Swope Health today announced the launch of a program to demonstrate the effectiveness of integrated care, a model that teams primary care with behavioral healthcare and community resources.
The program adopts the principles of the Primary Care Behavioral Health Consultation Model, which creates a team for patient care. In the team, primary care providers work hand-in-hand with behavioral health consultants and community health workers. The team approach pays special attention to social determinants of health, such as housing, transportation, food security and other challenges while supporting primary and behavioral healthcare.
“We know the challenges our patients face – in housing, schools, jobs, transportation, access to food, for example – produce negative health effects that can last a lifetime,” said Jeron Ravin, J.D., president and CEO of Swope Health. “Swope Health is demonstrating that health policy can be changed to address all facets of health equity. We will validate a model practice that integrates medical care, behavioral healthcare and social support resources for our patients.”
The program is funded by a grant of $80,000 from UnitedHealthcare. Over the course of the year-long program, Swope Health will track the health metrics to demonstrate improvement. There is significant research to indicate the model can improve health outcomes by addressing mental health issues and support behavior changes to improve treatment of chronic disease.
“We fully support a whole-person care model that increases member engagement, fills gaps in care and develops personalized health goals. When we all work together, we can help people get the right care from the right provider at the right time, which all leads to better health,” said Jamie Bruce, CEO, UnitedHealthcare Community Plan of Missouri.

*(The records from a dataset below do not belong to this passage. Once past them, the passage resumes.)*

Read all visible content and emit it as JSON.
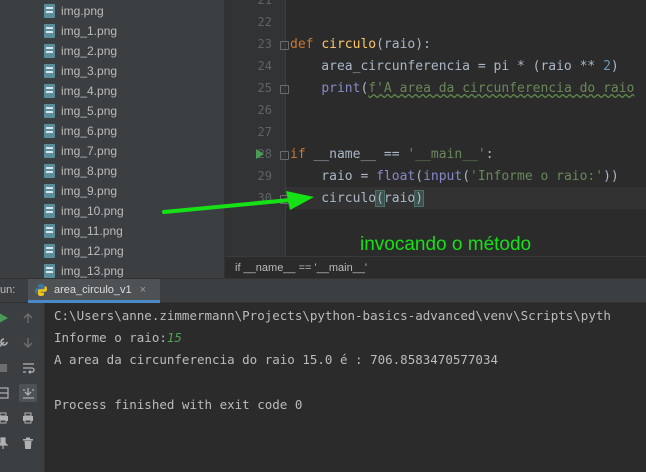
{
  "project_tree": {
    "files": [
      "img.png",
      "img_1.png",
      "img_2.png",
      "img_3.png",
      "img_4.png",
      "img_5.png",
      "img_6.png",
      "img_7.png",
      "img_8.png",
      "img_9.png",
      "img_10.png",
      "img_11.png",
      "img_12.png",
      "img_13.png"
    ]
  },
  "editor": {
    "line_numbers": [
      "21",
      "22",
      "23",
      "24",
      "25",
      "26",
      "27",
      "28",
      "29",
      "30"
    ],
    "code": {
      "l23_def": "def ",
      "l23_name": "circulo",
      "l23_rest": "(raio):",
      "l24_a": "    area_circunferencia = pi * (raio ** ",
      "l24_b": "2",
      "l24_c": ")",
      "l25_a": "    ",
      "l25_print": "print",
      "l25_b": "(",
      "l25_str": "f'A area da circunferencia do raio",
      "l28_if": "if ",
      "l28_a": "__name__ == ",
      "l28_str": "'__main__'",
      "l28_b": ":",
      "l29_a": "    raio = ",
      "l29_float": "float",
      "l29_b": "(",
      "l29_input": "input",
      "l29_c": "(",
      "l29_str": "'Informe o raio:'",
      "l29_d": "))",
      "l30_a": "    circulo",
      "l30_b": "(",
      "l30_c": "raio",
      "l30_d": ")"
    },
    "annotation": "invocando o método",
    "breadcrumb": "if __name__ == '__main__'"
  },
  "run_panel": {
    "label": "un:",
    "tab_label": "area_circulo_v1",
    "tab_close": "×",
    "output": {
      "path": "C:\\Users\\anne.zimmermann\\Projects\\python-basics-advanced\\venv\\Scripts\\pyth",
      "prompt": "Informe o raio:",
      "input_value": "15",
      "result": "A area da circunferencia do raio 15.0 é : 706.8583470577034",
      "exit": "Process finished with exit code 0"
    }
  },
  "colors": {
    "annotation_arrow": "#16e016",
    "keyword": "#cc7832",
    "function_name": "#ffc66d",
    "string": "#6a8759"
  }
}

“This model reduces the stigma surrounding mental health and makes it easier to address social and mental health needs with a team-based care approach embedded in primary care,” said Dr. Naiomi Jamal, Swope Health chief quality officer. “With a team approach, we can assist patients with Medicaid enrollment or securing transportation or food resources, as well as providing counseling and medical care. It all happens in the same visit, in the same location.”
The program is a continuation of Swope Health’s steady integration of services, first initiated in 2014 with a grant from the Health Resources and Services Administration, and then expanded in 2018 and 2019.
Here’s how it works: when a patient comes for a visit, in addition to the usual conversation about how the patient is feeling, the clinical team also asks about social factors that can impact health – such as access to food, housing and transportation. Other questions explore behaviors, for example, is there a need for improved adherence to chronic disease management regimens or learning coping skills to better manage anxiety and depression? If a need is identified, a member of the team – a community health worker or behavioral health consultant – offers services on site, often during the same visit.
The model is designed to benefit all participants: patients, providers and insurers. The patients receive improved access to care and resources. The insurers benefit from reduced cost of care through fewer emergency room visits and hospitalizations. And providers benefit by having better workload management and support.
“We are changing the way we look after our patients at Swope Health,” said Dr. Jamal. “We are taking away barriers. If there’s a need, we will provide help.”
The Integrated Care Team, under the direction of Dr. Naiomi Jamal (far right), includes the Swope Health Independence medical team as well as a community health worker and a behavioral health consultant.
Dr. Jamal (far right) consults with the Community Health Worker and Behavioral Health Consultant every morning to review integrated care plans for the day’s patients.